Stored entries
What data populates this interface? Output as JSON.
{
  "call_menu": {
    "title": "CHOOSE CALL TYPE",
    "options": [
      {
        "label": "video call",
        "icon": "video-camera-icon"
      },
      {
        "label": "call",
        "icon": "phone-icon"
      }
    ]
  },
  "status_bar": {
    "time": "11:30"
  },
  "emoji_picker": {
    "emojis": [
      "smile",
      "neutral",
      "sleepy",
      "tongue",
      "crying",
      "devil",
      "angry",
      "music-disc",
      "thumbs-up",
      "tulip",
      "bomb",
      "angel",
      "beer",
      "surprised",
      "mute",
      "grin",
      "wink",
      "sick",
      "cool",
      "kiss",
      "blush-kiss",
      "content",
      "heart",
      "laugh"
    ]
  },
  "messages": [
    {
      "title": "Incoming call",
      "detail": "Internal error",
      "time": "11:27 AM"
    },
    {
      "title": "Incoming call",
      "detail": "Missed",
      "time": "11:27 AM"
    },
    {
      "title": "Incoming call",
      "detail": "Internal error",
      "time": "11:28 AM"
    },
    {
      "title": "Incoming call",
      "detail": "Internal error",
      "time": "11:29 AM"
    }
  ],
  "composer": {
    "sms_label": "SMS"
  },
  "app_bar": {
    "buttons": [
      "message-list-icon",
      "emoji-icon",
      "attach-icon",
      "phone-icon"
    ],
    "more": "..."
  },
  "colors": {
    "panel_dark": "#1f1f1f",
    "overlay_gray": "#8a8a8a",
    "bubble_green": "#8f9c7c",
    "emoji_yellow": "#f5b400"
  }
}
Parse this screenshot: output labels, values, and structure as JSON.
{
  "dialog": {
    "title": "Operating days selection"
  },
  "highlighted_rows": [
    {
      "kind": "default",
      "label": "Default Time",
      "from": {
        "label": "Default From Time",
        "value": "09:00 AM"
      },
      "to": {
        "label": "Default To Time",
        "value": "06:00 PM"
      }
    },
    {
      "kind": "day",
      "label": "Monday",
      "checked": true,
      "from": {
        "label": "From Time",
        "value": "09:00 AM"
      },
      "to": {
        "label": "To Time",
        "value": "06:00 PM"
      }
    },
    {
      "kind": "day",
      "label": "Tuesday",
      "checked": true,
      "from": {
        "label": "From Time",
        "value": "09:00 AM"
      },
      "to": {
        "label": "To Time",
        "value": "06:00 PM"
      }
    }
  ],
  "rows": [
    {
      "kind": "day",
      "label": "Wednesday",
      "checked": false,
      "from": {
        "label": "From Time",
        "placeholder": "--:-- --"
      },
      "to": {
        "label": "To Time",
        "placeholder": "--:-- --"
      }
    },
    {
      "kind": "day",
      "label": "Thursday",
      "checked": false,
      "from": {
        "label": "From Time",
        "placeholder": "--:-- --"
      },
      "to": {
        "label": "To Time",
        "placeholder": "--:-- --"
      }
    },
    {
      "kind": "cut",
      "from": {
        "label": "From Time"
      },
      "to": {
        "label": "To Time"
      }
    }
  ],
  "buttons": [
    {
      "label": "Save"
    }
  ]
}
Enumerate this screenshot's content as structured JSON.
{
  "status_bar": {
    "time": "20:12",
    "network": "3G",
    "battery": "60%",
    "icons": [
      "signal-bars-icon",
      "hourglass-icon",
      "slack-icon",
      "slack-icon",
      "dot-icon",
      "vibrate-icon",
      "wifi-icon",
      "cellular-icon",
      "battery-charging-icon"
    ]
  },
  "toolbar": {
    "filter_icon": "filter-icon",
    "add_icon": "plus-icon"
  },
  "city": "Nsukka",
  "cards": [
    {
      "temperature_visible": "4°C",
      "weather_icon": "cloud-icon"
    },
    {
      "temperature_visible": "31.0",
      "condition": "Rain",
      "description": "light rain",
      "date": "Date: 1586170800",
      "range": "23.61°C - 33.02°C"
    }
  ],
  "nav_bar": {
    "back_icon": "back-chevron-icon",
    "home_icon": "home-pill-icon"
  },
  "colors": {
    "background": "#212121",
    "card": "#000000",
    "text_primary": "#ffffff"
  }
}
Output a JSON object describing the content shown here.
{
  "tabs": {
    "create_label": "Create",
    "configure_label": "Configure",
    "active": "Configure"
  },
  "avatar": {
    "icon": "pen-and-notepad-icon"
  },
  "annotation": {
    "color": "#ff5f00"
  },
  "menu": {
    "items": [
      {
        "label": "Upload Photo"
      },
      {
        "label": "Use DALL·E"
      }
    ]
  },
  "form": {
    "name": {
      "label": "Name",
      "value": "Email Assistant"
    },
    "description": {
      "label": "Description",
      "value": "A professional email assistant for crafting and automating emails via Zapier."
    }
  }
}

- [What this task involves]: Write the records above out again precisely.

- [Answer box]:
What data populates this interface? Output as JSON.
{
  "call_menu": {
    "title": "CHOOSE CALL TYPE",
    "options": [
      {
        "label": "video call",
        "icon": "video-camera-icon"
      },
      {
        "label": "call",
        "icon": "phone-icon"
      }
    ]
  },
  "status_bar": {
    "time": "11:30"
  },
  "emoji_picker": {
    "emojis": [
      "smile",
      "neutral",
      "sleepy",
      "tongue",
      "crying",
      "devil",
      "angry",
      "music-disc",
      "thumbs-up",
      "tulip",
      "bomb",
      "angel",
      "beer",
      "surprised",
      "mute",
      "grin",
      "wink",
      "sick",
      "cool",
      "kiss",
      "blush-kiss",
      "content",
      "heart",
      "laugh"
    ]
  },
  "messages": [
    {
      "title": "Incoming call",
      "detail": "Internal error",
      "time": "11:27 AM"
    },
    {
      "title": "Incoming call",
      "detail": "Missed",
      "time": "11:27 AM"
    },
    {
      "title": "Incoming call",
      "detail": "Internal error",
      "time": "11:28 AM"
    },
    {
      "title": "Incoming call",
      "detail": "Internal error",
      "time": "11:29 AM"
    }
  ],
  "composer": {
    "sms_label": "SMS"
  },
  "app_bar": {
    "buttons": [
      "message-list-icon",
      "emoji-icon",
      "attach-icon",
      "phone-icon"
    ],
    "more": "..."
  },
  "colors": {
    "panel_dark": "#1f1f1f",
    "overlay_gray": "#8a8a8a",
    "bubble_green": "#8f9c7c",
    "emoji_yellow": "#f5b400"
  }
}
Parse this screenshot: output labels, values, and structure as JSON.
{
  "dialog": {
    "title": "Operating days selection"
  },
  "highlighted_rows": [
    {
      "kind": "default",
      "label": "Default Time",
      "from": {
        "label": "Default From Time",
        "value": "09:00 AM"
      },
      "to": {
        "label": "Default To Time",
        "value": "06:00 PM"
      }
    },
    {
      "kind": "day",
      "label": "Monday",
      "checked": true,
      "from": {
        "label": "From Time",
        "value": "09:00 AM"
      },
      "to": {
        "label": "To Time",
        "value": "06:00 PM"
      }
    },
    {
      "kind": "day",
      "label": "Tuesday",
      "checked": true,
      "from": {
        "label": "From Time",
        "value": "09:00 AM"
      },
      "to": {
        "label": "To Time",
        "value": "06:00 PM"
      }
    }
  ],
  "rows": [
    {
      "kind": "day",
      "label": "Wednesday",
      "checked": false,
      "from": {
        "label": "From Time",
        "placeholder": "--:-- --"
      },
      "to": {
        "label": "To Time",
        "placeholder": "--:-- --"
      }
    },
    {
      "kind": "day",
      "label": "Thursday",
      "checked": false,
      "from": {
        "label": "From Time",
        "placeholder": "--:-- --"
      },
      "to": {
        "label": "To Time",
        "placeholder": "--:-- --"
      }
    },
    {
      "kind": "cut",
      "from": {
        "label": "From Time"
      },
      "to": {
        "label": "To Time"
      }
    }
  ],
  "buttons": [
    {
      "label": "Save"
    }
  ]
}
Enumerate this screenshot's content as structured JSON.
{
  "status_bar": {
    "time": "20:12",
    "network": "3G",
    "battery": "60%",
    "icons": [
      "signal-bars-icon",
      "hourglass-icon",
      "slack-icon",
      "slack-icon",
      "dot-icon",
      "vibrate-icon",
      "wifi-icon",
      "cellular-icon",
      "battery-charging-icon"
    ]
  },
  "toolbar": {
    "filter_icon": "filter-icon",
    "add_icon": "plus-icon"
  },
  "city": "Nsukka",
  "cards": [
    {
      "temperature_visible": "4°C",
      "weather_icon": "cloud-icon"
    },
    {
      "temperature_visible": "31.0",
      "condition": "Rain",
      "description": "light rain",
      "date": "Date: 1586170800",
      "range": "23.61°C - 33.02°C"
    }
  ],
  "nav_bar": {
    "back_icon": "back-chevron-icon",
    "home_icon": "home-pill-icon"
  },
  "colors": {
    "background": "#212121",
    "card": "#000000",
    "text_primary": "#ffffff"
  }
}
Output a JSON object describing the content shown here.
{
  "tabs": {
    "create_label": "Create",
    "configure_label": "Configure",
    "active": "Configure"
  },
  "avatar": {
    "icon": "pen-and-notepad-icon"
  },
  "annotation": {
    "color": "#ff5f00"
  },
  "menu": {
    "items": [
      {
        "label": "Upload Photo"
      },
      {
        "label": "Use DALL·E"
      }
    ]
  },
  "form": {
    "name": {
      "label": "Name",
      "value": "Email Assistant"
    },
    "description": {
      "label": "Description",
      "value": "A professional email assistant for crafting and automating emails via Zapier."
    }
  }
}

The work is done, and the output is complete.